**Task instructions:** Every line below containing the word "public" should be found and copied.

------------------------------------

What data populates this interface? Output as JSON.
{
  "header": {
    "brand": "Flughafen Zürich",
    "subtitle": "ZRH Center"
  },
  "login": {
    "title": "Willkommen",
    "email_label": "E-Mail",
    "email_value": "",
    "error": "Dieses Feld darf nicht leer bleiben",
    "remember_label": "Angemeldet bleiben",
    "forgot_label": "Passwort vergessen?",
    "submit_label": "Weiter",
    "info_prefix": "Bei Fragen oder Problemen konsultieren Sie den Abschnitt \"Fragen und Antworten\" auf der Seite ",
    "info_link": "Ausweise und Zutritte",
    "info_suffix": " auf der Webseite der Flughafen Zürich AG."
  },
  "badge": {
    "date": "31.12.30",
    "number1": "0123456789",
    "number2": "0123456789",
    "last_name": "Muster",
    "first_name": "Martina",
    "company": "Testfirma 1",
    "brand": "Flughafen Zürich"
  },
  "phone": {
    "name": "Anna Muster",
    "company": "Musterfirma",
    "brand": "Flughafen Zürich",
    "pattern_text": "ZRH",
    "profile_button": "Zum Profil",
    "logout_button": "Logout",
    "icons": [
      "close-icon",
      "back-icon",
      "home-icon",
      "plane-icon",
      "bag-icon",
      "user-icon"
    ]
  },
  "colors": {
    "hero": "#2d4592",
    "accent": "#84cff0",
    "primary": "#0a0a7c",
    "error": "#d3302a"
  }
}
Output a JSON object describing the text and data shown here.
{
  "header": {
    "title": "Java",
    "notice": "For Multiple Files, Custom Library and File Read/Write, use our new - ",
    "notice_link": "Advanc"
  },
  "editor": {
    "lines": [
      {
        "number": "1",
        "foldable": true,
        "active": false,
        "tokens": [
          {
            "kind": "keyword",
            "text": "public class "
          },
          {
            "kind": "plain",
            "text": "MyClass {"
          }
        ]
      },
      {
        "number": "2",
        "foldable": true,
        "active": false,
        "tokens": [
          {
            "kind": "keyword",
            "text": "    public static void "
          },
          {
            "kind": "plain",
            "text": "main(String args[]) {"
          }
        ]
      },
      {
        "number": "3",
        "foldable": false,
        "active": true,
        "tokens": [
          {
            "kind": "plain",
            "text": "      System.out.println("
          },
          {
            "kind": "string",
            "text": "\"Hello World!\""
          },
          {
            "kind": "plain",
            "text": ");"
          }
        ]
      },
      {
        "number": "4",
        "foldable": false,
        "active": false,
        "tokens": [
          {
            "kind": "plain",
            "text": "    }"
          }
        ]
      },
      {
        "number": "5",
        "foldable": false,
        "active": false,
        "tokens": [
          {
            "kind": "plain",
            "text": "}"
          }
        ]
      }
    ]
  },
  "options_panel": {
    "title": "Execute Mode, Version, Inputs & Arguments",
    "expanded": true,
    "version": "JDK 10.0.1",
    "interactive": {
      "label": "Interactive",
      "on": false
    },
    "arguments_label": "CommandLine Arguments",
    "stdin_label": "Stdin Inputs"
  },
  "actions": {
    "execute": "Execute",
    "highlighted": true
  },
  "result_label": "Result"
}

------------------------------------

**Solution to the problem:**
            "text": "public class "
            "text": "    public static void "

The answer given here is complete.